What If Banks Didn't Create Money?

Swiss initiative would let only the government add to circulation. That's a bad idea worth testing.
Go crazy, Switzerland.

Go crazy, Switzerland.

Photographer: Fabrice Coffrini/AFP/Getty Image

A Swiss initiative to ban private banks from creating money has gathered enough signatures to put the matter to a referendum. This looks like another cranky economic idea that Swiss voters will throw out, as they did last year's proposal to require the country's central bank to keep at least a fifth of its balance sheet in gold. Yet perhaps such an experiment needs to be held somewhere to put to rest all the theoretical arguments about 100 percent reserve banking.

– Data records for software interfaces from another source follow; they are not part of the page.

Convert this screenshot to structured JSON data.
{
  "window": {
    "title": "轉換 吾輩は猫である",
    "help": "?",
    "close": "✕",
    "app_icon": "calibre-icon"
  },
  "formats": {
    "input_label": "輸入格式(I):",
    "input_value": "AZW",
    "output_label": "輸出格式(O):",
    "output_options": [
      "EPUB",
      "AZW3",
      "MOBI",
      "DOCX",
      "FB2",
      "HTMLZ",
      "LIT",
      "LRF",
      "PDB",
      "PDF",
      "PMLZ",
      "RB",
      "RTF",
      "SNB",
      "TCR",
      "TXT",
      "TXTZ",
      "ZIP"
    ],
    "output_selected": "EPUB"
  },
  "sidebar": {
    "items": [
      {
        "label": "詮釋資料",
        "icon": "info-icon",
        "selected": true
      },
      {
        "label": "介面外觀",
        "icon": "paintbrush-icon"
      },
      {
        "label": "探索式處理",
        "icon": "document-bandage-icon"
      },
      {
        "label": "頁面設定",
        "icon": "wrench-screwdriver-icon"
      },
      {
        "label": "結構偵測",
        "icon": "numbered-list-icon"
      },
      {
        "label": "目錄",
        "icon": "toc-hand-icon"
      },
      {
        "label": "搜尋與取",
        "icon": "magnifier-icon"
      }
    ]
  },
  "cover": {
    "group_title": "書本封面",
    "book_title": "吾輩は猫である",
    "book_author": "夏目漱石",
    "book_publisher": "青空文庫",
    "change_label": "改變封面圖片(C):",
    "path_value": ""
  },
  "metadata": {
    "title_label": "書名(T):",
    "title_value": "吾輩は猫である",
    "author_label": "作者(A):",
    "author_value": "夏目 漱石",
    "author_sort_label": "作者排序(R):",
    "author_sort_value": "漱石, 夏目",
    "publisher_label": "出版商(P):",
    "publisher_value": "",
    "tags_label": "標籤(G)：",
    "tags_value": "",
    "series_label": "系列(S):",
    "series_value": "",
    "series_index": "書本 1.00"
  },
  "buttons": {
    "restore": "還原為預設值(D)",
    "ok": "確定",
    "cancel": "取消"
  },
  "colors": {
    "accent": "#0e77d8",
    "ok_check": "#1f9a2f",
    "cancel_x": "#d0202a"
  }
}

In the current financial system, private lenders create most of the money in circulation: Every time they issue a loan, they set up a matching deposit in the borrower's name, and since banks are only required to hold some 10 percent reserves against such claims, 90 percent of the deposits constitute new money. Central banks only influence the process through regulation. What the authors of the Swiss initiative want is a situation in which the Swiss National Bank becomes the sole creator of money.